### Problem details
Determine the number of lines in the listing below where the string "ecology" occurs; answer with the number alone.

### Excerpted data
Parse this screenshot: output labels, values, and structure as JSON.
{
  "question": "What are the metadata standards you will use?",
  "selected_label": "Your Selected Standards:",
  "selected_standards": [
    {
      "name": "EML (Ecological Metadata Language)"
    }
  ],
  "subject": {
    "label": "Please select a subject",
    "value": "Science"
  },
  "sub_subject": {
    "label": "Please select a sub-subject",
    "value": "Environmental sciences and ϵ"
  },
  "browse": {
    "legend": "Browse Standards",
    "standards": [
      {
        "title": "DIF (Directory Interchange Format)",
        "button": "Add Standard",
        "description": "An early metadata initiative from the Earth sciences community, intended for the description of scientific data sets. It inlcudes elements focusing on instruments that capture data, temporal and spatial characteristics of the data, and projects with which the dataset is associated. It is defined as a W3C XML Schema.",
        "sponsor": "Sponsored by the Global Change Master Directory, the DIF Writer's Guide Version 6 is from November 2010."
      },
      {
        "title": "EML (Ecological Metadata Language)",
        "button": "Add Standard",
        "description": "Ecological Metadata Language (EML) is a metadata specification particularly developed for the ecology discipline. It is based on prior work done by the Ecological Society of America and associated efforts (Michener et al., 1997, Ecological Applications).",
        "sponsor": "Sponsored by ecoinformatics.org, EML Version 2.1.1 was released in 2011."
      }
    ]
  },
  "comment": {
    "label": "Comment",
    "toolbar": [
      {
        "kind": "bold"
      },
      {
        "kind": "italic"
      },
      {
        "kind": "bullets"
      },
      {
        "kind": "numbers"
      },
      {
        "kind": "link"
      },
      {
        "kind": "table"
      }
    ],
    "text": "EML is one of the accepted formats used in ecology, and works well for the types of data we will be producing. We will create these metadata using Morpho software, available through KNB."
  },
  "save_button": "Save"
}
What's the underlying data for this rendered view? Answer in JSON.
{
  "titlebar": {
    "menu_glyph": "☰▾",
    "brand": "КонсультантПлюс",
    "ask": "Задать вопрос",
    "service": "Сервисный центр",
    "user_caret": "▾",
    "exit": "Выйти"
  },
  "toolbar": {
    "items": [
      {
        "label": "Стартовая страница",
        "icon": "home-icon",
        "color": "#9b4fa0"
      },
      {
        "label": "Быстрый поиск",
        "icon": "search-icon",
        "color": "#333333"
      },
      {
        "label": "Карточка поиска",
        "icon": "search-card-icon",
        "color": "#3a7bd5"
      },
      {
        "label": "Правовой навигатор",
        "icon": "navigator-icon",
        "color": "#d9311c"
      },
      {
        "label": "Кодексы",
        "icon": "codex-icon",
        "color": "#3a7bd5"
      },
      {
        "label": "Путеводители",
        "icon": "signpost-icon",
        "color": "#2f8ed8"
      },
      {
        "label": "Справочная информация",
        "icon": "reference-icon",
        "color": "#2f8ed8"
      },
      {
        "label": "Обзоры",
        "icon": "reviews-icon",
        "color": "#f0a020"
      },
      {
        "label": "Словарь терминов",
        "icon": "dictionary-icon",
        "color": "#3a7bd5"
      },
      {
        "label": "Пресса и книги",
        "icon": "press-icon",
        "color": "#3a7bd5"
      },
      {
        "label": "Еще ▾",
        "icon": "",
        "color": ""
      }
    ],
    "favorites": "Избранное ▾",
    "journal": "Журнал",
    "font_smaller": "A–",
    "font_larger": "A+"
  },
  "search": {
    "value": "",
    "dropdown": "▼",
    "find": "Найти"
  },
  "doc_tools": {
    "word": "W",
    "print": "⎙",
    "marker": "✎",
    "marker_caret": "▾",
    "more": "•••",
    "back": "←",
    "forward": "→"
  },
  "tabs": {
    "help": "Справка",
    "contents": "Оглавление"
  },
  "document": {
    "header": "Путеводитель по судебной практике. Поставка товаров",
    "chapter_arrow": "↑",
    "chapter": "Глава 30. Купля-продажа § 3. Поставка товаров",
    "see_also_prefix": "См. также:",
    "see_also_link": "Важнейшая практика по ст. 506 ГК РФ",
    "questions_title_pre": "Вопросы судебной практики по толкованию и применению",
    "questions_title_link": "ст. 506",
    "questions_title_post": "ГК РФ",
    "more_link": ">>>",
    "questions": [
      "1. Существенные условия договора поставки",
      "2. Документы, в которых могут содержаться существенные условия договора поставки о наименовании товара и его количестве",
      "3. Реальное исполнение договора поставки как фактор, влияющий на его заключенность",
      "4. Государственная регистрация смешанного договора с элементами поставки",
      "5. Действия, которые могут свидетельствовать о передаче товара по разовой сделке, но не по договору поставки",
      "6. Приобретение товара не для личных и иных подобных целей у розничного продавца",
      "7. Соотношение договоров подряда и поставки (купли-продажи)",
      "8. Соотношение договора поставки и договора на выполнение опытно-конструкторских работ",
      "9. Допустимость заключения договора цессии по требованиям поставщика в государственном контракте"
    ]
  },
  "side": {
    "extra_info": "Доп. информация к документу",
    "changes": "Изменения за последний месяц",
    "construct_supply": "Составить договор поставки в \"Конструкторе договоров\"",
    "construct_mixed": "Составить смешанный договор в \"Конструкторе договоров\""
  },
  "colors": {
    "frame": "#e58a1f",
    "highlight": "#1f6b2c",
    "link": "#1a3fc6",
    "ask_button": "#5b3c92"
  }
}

### Output of the task
2